----- The data
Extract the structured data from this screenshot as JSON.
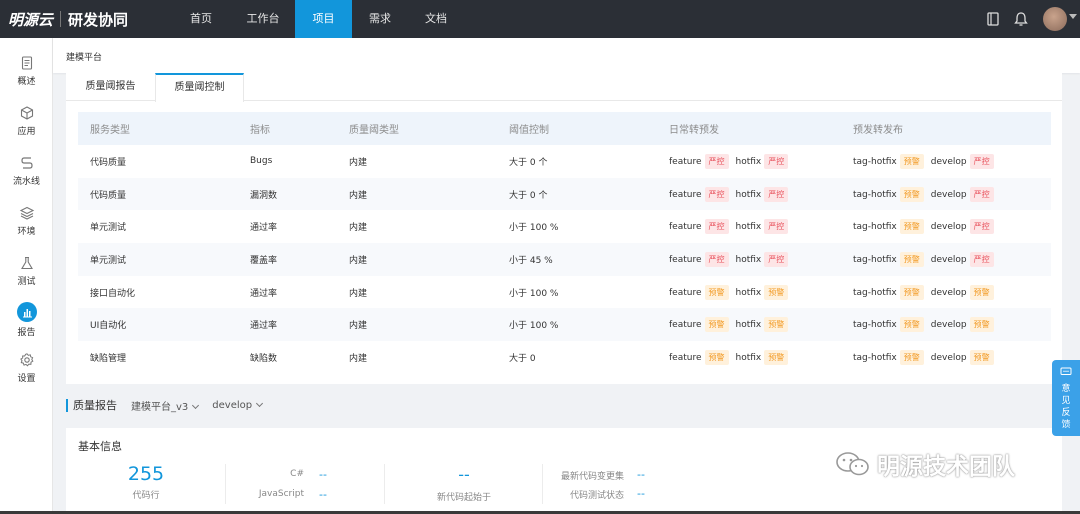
{
  "brand": {
    "logo": "明源云",
    "product": "研发协同"
  },
  "nav": [
    {
      "label": "首页",
      "active": false
    },
    {
      "label": "工作台",
      "active": false
    },
    {
      "label": "项目",
      "active": true
    },
    {
      "label": "需求",
      "active": false
    },
    {
      "label": "文档",
      "active": false
    }
  ],
  "topbar_icons": [
    "book-icon",
    "bell-icon",
    "avatar"
  ],
  "sidebar": [
    {
      "label": "概述",
      "icon": "document-icon"
    },
    {
      "label": "应用",
      "icon": "cube-icon"
    },
    {
      "label": "流水线",
      "icon": "pipeline-icon"
    },
    {
      "label": "环境",
      "icon": "layers-icon"
    },
    {
      "label": "测试",
      "icon": "flask-icon"
    },
    {
      "label": "报告",
      "icon": "bar-chart-icon",
      "active": true
    },
    {
      "label": "设置",
      "icon": "gear-icon"
    }
  ],
  "breadcrumb": "建模平台",
  "tabs": [
    {
      "label": "质量阈报告",
      "active": false
    },
    {
      "label": "质量阈控制",
      "active": true
    }
  ],
  "table": {
    "headers": [
      "服务类型",
      "指标",
      "质量阈类型",
      "阈值控制",
      "日常转预发",
      "预发转发布"
    ],
    "rows": [
      {
        "service": "代码质量",
        "metric": "Bugs",
        "type": "内建",
        "threshold": "大于 0 个",
        "daily": [
          [
            "feature",
            "严控"
          ],
          [
            "hotfix",
            "严控"
          ]
        ],
        "pre": [
          [
            "tag-hotfix",
            "预警"
          ],
          [
            "develop",
            "严控"
          ]
        ]
      },
      {
        "service": "代码质量",
        "metric": "漏洞数",
        "type": "内建",
        "threshold": "大于 0 个",
        "daily": [
          [
            "feature",
            "严控"
          ],
          [
            "hotfix",
            "严控"
          ]
        ],
        "pre": [
          [
            "tag-hotfix",
            "预警"
          ],
          [
            "develop",
            "严控"
          ]
        ]
      },
      {
        "service": "单元测试",
        "metric": "通过率",
        "type": "内建",
        "threshold": "小于 100 %",
        "daily": [
          [
            "feature",
            "严控"
          ],
          [
            "hotfix",
            "严控"
          ]
        ],
        "pre": [
          [
            "tag-hotfix",
            "预警"
          ],
          [
            "develop",
            "严控"
          ]
        ]
      },
      {
        "service": "单元测试",
        "metric": "覆盖率",
        "type": "内建",
        "threshold": "小于 45 %",
        "daily": [
          [
            "feature",
            "严控"
          ],
          [
            "hotfix",
            "严控"
          ]
        ],
        "pre": [
          [
            "tag-hotfix",
            "预警"
          ],
          [
            "develop",
            "严控"
          ]
        ]
      },
      {
        "service": "接口自动化",
        "metric": "通过率",
        "type": "内建",
        "threshold": "小于 100 %",
        "daily": [
          [
            "feature",
            "预警"
          ],
          [
            "hotfix",
            "预警"
          ]
        ],
        "pre": [
          [
            "tag-hotfix",
            "预警"
          ],
          [
            "develop",
            "预警"
          ]
        ]
      },
      {
        "service": "UI自动化",
        "metric": "通过率",
        "type": "内建",
        "threshold": "小于 100 %",
        "daily": [
          [
            "feature",
            "预警"
          ],
          [
            "hotfix",
            "预警"
          ]
        ],
        "pre": [
          [
            "tag-hotfix",
            "预警"
          ],
          [
            "develop",
            "预警"
          ]
        ]
      },
      {
        "service": "缺陷管理",
        "metric": "缺陷数",
        "type": "内建",
        "threshold": "大于 0",
        "daily": [
          [
            "feature",
            "预警"
          ],
          [
            "hotfix",
            "预警"
          ]
        ],
        "pre": [
          [
            "tag-hotfix",
            "预警"
          ],
          [
            "develop",
            "预警"
          ]
        ]
      }
    ]
  },
  "report": {
    "title": "质量报告",
    "project_select": "建模平台_v3",
    "branch_select": "develop",
    "basic_title": "基本信息",
    "code_lines": {
      "value": "255",
      "label": "代码行"
    },
    "languages": [
      {
        "key": "C#",
        "value": "--"
      },
      {
        "key": "JavaScript",
        "value": "--"
      }
    ],
    "new_code": {
      "value": "--",
      "label": "新代码起始于"
    },
    "changes": [
      {
        "key": "最新代码变更集",
        "value": "--"
      },
      {
        "key": "代码测试状态",
        "value": "--"
      }
    ]
  },
  "feedback_label": "意见反馈",
  "watermark": "明源技术团队",
  "colors": {
    "primary": "#1296db",
    "strict_bg": "#fde5e6",
    "strict_fg": "#e8505b",
    "warn_bg": "#fff1dc",
    "warn_fg": "#f29a24",
    "topbar": "#2b2f36"
  }
}
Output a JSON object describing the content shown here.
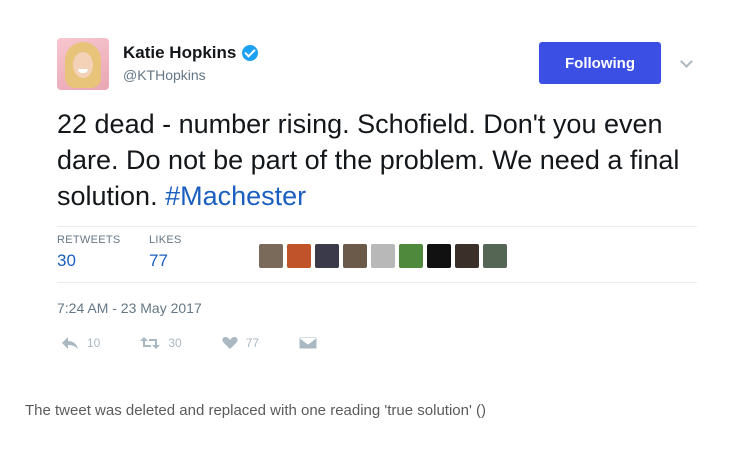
{
  "tweet": {
    "author_name": "Katie Hopkins",
    "author_handle": "@KTHopkins",
    "follow_button_label": "Following",
    "text_before_hashtag": "22 dead - number rising. Schofield. Don't you even dare. Do not be part of the problem. We need a final solution. ",
    "hashtag": "#Machester",
    "retweets_label": "RETWEETS",
    "retweets_count": "30",
    "likes_label": "LIKES",
    "likes_count": "77",
    "timestamp": "7:24 AM - 23 May 2017",
    "actions": {
      "reply_count": "10",
      "retweet_count": "30",
      "like_count": "77"
    },
    "liker_avatar_colors": [
      "#7a6a5a",
      "#c0532a",
      "#3a3a4a",
      "#6b5a4a",
      "#b8b8b8",
      "#4f8a3c",
      "#111111",
      "#3b2f2a",
      "#556655"
    ]
  },
  "caption": "The tweet was deleted and replaced with one reading 'true solution' ()",
  "colors": {
    "follow_button": "#3b4fe4",
    "link_blue": "#1b5fbf",
    "muted_gray": "#657786"
  }
}
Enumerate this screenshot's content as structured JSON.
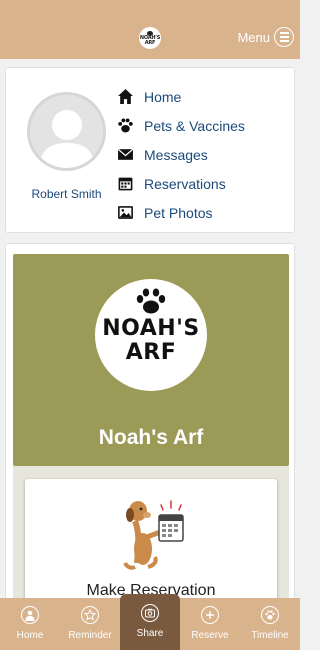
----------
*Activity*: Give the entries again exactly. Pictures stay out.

*Answer space*:
Extract the structured data from this screenshot as JSON.
{
  "brand": {
    "logo": "明源云",
    "product": "研发协同"
  },
  "nav": [
    {
      "label": "首页",
      "active": false
    },
    {
      "label": "工作台",
      "active": false
    },
    {
      "label": "项目",
      "active": true
    },
    {
      "label": "需求",
      "active": false
    },
    {
      "label": "文档",
      "active": false
    }
  ],
  "topbar_icons": [
    "book-icon",
    "bell-icon",
    "avatar"
  ],
  "sidebar": [
    {
      "label": "概述",
      "icon": "document-icon"
    },
    {
      "label": "应用",
      "icon": "cube-icon"
    },
    {
      "label": "流水线",
      "icon": "pipeline-icon"
    },
    {
      "label": "环境",
      "icon": "layers-icon"
    },
    {
      "label": "测试",
      "icon": "flask-icon"
    },
    {
      "label": "报告",
      "icon": "bar-chart-icon",
      "active": true
    },
    {
      "label": "设置",
      "icon": "gear-icon"
    }
  ],
  "breadcrumb": "建模平台",
  "tabs": [
    {
      "label": "质量阈报告",
      "active": false
    },
    {
      "label": "质量阈控制",
      "active": true
    }
  ],
  "table": {
    "headers": [
      "服务类型",
      "指标",
      "质量阈类型",
      "阈值控制",
      "日常转预发",
      "预发转发布"
    ],
    "rows": [
      {
        "service": "代码质量",
        "metric": "Bugs",
        "type": "内建",
        "threshold": "大于 0 个",
        "daily": [
          [
            "feature",
            "严控"
          ],
          [
            "hotfix",
            "严控"
          ]
        ],
        "pre": [
          [
            "tag-hotfix",
            "预警"
          ],
          [
            "develop",
            "严控"
          ]
        ]
      },
      {
        "service": "代码质量",
        "metric": "漏洞数",
        "type": "内建",
        "threshold": "大于 0 个",
        "daily": [
          [
            "feature",
            "严控"
          ],
          [
            "hotfix",
            "严控"
          ]
        ],
        "pre": [
          [
            "tag-hotfix",
            "预警"
          ],
          [
            "develop",
            "严控"
          ]
        ]
      },
      {
        "service": "单元测试",
        "metric": "通过率",
        "type": "内建",
        "threshold": "小于 100 %",
        "daily": [
          [
            "feature",
            "严控"
          ],
          [
            "hotfix",
            "严控"
          ]
        ],
        "pre": [
          [
            "tag-hotfix",
            "预警"
          ],
          [
            "develop",
            "严控"
          ]
        ]
      },
      {
        "service": "单元测试",
        "metric": "覆盖率",
        "type": "内建",
        "threshold": "小于 45 %",
        "daily": [
          [
            "feature",
            "严控"
          ],
          [
            "hotfix",
            "严控"
          ]
        ],
        "pre": [
          [
            "tag-hotfix",
            "预警"
          ],
          [
            "develop",
            "严控"
          ]
        ]
      },
      {
        "service": "接口自动化",
        "metric": "通过率",
        "type": "内建",
        "threshold": "小于 100 %",
        "daily": [
          [
            "feature",
            "预警"
          ],
          [
            "hotfix",
            "预警"
          ]
        ],
        "pre": [
          [
            "tag-hotfix",
            "预警"
          ],
          [
            "develop",
            "预警"
          ]
        ]
      },
      {
        "service": "UI自动化",
        "metric": "通过率",
        "type": "内建",
        "threshold": "小于 100 %",
        "daily": [
          [
            "feature",
            "预警"
          ],
          [
            "hotfix",
            "预警"
          ]
        ],
        "pre": [
          [
            "tag-hotfix",
            "预警"
          ],
          [
            "develop",
            "预警"
          ]
        ]
      },
      {
        "service": "缺陷管理",
        "metric": "缺陷数",
        "type": "内建",
        "threshold": "大于 0",
        "daily": [
          [
            "feature",
            "预警"
          ],
          [
            "hotfix",
            "预警"
          ]
        ],
        "pre": [
          [
            "tag-hotfix",
            "预警"
          ],
          [
            "develop",
            "预警"
          ]
        ]
      }
    ]
  },
  "report": {
    "title": "质量报告",
    "project_select": "建模平台_v3",
    "branch_select": "develop",
    "basic_title": "基本信息",
    "code_lines": {
      "value": "255",
      "label": "代码行"
    },
    "languages": [
      {
        "key": "C#",
        "value": "--"
      },
      {
        "key": "JavaScript",
        "value": "--"
      }
    ],
    "new_code": {
      "value": "--",
      "label": "新代码起始于"
    },
    "changes": [
      {
        "key": "最新代码变更集",
        "value": "--"
      },
      {
        "key": "代码测试状态",
        "value": "--"
      }
    ]
  },
  "feedback_label": "意见反馈",
  "watermark": "明源技术团队",
  "colors": {
    "primary": "#1296db",
    "strict_bg": "#fde5e6",
    "strict_fg": "#e8505b",
    "warn_bg": "#fff1dc",
    "warn_fg": "#f29a24",
    "topbar": "#2b2f36"
  }
}
Output a JSON object describing the content shown here.
{
  "tweet": {
    "author_name": "Katie Hopkins",
    "author_handle": "@KTHopkins",
    "follow_button_label": "Following",
    "text_before_hashtag": "22 dead - number rising. Schofield. Don't you even dare. Do not be part of the problem. We need a final solution. ",
    "hashtag": "#Machester",
    "retweets_label": "RETWEETS",
    "retweets_count": "30",
    "likes_label": "LIKES",
    "likes_count": "77",
    "timestamp": "7:24 AM - 23 May 2017",
    "actions": {
      "reply_count": "10",
      "retweet_count": "30",
      "like_count": "77"
    },
    "liker_avatar_colors": [
      "#7a6a5a",
      "#c0532a",
      "#3a3a4a",
      "#6b5a4a",
      "#b8b8b8",
      "#4f8a3c",
      "#111111",
      "#3b2f2a",
      "#556655"
    ]
  },
  "caption": "The tweet was deleted and replaced with one reading 'true solution' ()",
  "colors": {
    "follow_button": "#3b4fe4",
    "link_blue": "#1b5fbf",
    "muted_gray": "#657786"
  }
}
Enumerate this screenshot's content as structured JSON.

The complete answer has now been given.